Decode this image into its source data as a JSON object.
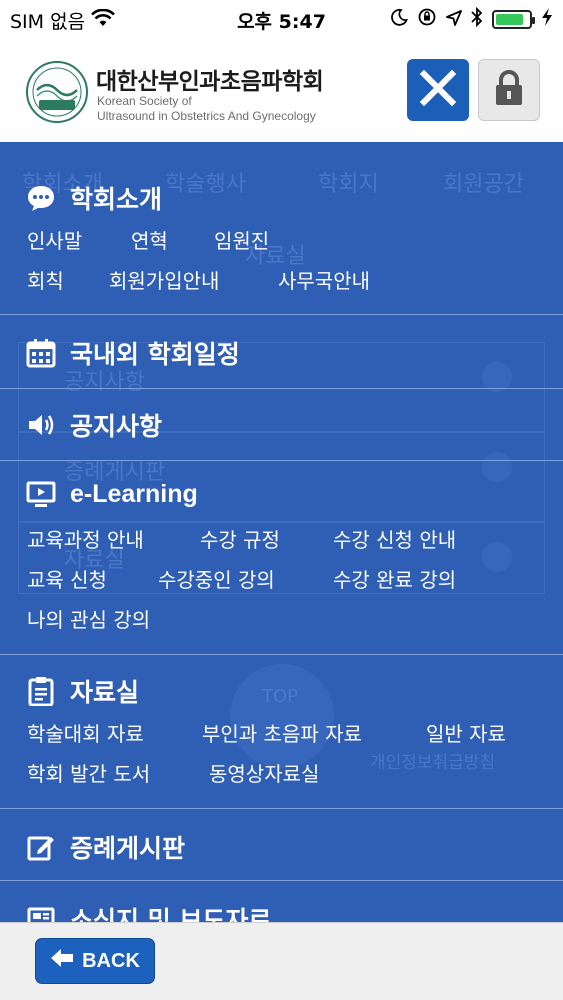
{
  "status_bar": {
    "carrier": "SIM 없음",
    "time": "오후 5:47",
    "battery_level": 0.85
  },
  "header": {
    "title_ko": "대한산부인과초음파학회",
    "title_en_line1": "Korean Society of",
    "title_en_line2": "Ultrasound in Obstetrics And Gynecology",
    "logo_text": "KSUOG"
  },
  "background_ghost": {
    "nav_items": [
      "학회소개",
      "학술행사",
      "학회지",
      "회원공간"
    ],
    "section_title": "자료실",
    "list_items": [
      "공지사항",
      "증례게시판",
      "자료실"
    ],
    "top_button": "TOP",
    "footer_fragment": "개인정보취급방침"
  },
  "menu": {
    "sections": [
      {
        "title": "학회소개",
        "icon": "chat-bubble-icon",
        "items": [
          "인사말",
          "연혁",
          "임원진",
          "회칙",
          "회원가입안내",
          "사무국안내"
        ]
      },
      {
        "title": "국내외 학회일정",
        "icon": "calendar-icon",
        "items": []
      },
      {
        "title": "공지사항",
        "icon": "speaker-icon",
        "items": []
      },
      {
        "title": "e-Learning",
        "icon": "monitor-play-icon",
        "items": [
          "교육과정 안내",
          "수강 규정",
          "수강 신청 안내",
          "교육 신청",
          "수강중인 강의",
          "수강 완료 강의",
          "나의 관심 강의"
        ]
      },
      {
        "title": "자료실",
        "icon": "clipboard-icon",
        "items": [
          "학술대회 자료",
          "부인과 초음파 자료",
          "일반 자료",
          "학회 발간 도서",
          "동영상자료실"
        ]
      },
      {
        "title": "증례게시판",
        "icon": "edit-icon",
        "items": []
      },
      {
        "title": "소식지 및 보도자료",
        "icon": "newspaper-icon",
        "items": []
      }
    ]
  },
  "bottom": {
    "back_label": "BACK"
  },
  "colors": {
    "menu_bg": "#2f5eb5",
    "accent": "#1c5fb8",
    "battery": "#35c759"
  }
}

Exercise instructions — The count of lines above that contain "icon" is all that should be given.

Answer box — 7